[[ Information shown, beginning ]]

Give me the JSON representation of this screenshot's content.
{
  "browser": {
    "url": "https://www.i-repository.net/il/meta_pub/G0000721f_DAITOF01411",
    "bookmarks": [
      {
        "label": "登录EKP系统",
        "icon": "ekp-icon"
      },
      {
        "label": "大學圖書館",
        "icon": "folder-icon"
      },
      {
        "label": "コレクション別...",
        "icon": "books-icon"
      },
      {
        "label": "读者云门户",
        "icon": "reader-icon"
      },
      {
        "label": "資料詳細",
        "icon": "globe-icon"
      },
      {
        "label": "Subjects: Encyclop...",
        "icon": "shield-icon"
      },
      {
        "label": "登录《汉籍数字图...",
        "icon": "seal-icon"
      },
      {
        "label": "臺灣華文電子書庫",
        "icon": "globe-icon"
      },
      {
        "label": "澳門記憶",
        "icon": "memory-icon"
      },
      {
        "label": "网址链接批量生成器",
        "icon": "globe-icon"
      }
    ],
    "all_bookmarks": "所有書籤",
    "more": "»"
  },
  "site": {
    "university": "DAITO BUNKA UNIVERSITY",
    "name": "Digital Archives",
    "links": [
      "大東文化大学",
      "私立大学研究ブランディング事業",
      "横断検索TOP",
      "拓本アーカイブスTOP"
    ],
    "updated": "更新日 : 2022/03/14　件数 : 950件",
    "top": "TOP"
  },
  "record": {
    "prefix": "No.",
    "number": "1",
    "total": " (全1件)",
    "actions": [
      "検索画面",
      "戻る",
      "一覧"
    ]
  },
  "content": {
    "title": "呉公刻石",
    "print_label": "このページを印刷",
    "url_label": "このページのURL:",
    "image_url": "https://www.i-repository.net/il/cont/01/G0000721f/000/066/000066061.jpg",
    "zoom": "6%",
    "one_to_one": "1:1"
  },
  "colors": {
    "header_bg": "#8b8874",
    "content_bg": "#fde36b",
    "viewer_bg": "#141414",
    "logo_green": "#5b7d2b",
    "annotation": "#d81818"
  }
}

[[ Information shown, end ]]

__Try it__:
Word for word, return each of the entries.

__Your solution__:
Give me the JSON representation of this screenshot's content.
{
  "browser": {
    "url": "https://www.i-repository.net/il/meta_pub/G0000721f_DAITOF01411",
    "bookmarks": [
      {
        "label": "登录EKP系统",
        "icon": "ekp-icon"
      },
      {
        "label": "大學圖書館",
        "icon": "folder-icon"
      },
      {
        "label": "コレクション別...",
        "icon": "books-icon"
      },
      {
        "label": "读者云门户",
        "icon": "reader-icon"
      },
      {
        "label": "資料詳細",
        "icon": "globe-icon"
      },
      {
        "label": "Subjects: Encyclop...",
        "icon": "shield-icon"
      },
      {
        "label": "登录《汉籍数字图...",
        "icon": "seal-icon"
      },
      {
        "label": "臺灣華文電子書庫",
        "icon": "globe-icon"
      },
      {
        "label": "澳門記憶",
        "icon": "memory-icon"
      },
      {
        "label": "网址链接批量生成器",
        "icon": "globe-icon"
      }
    ],
    "all_bookmarks": "所有書籤",
    "more": "»"
  },
  "site": {
    "university": "DAITO BUNKA UNIVERSITY",
    "name": "Digital Archives",
    "links": [
      "大東文化大学",
      "私立大学研究ブランディング事業",
      "横断検索TOP",
      "拓本アーカイブスTOP"
    ],
    "updated": "更新日 : 2022/03/14　件数 : 950件",
    "top": "TOP"
  },
  "record": {
    "prefix": "No.",
    "number": "1",
    "total": " (全1件)",
    "actions": [
      "検索画面",
      "戻る",
      "一覧"
    ]
  },
  "content": {
    "title": "呉公刻石",
    "print_label": "このページを印刷",
    "url_label": "このページのURL:",
    "image_url": "https://www.i-repository.net/il/cont/01/G0000721f/000/066/000066061.jpg",
    "zoom": "6%",
    "one_to_one": "1:1"
  },
  "colors": {
    "header_bg": "#8b8874",
    "content_bg": "#fde36b",
    "viewer_bg": "#141414",
    "logo_green": "#5b7d2b",
    "annotation": "#d81818"
  }
}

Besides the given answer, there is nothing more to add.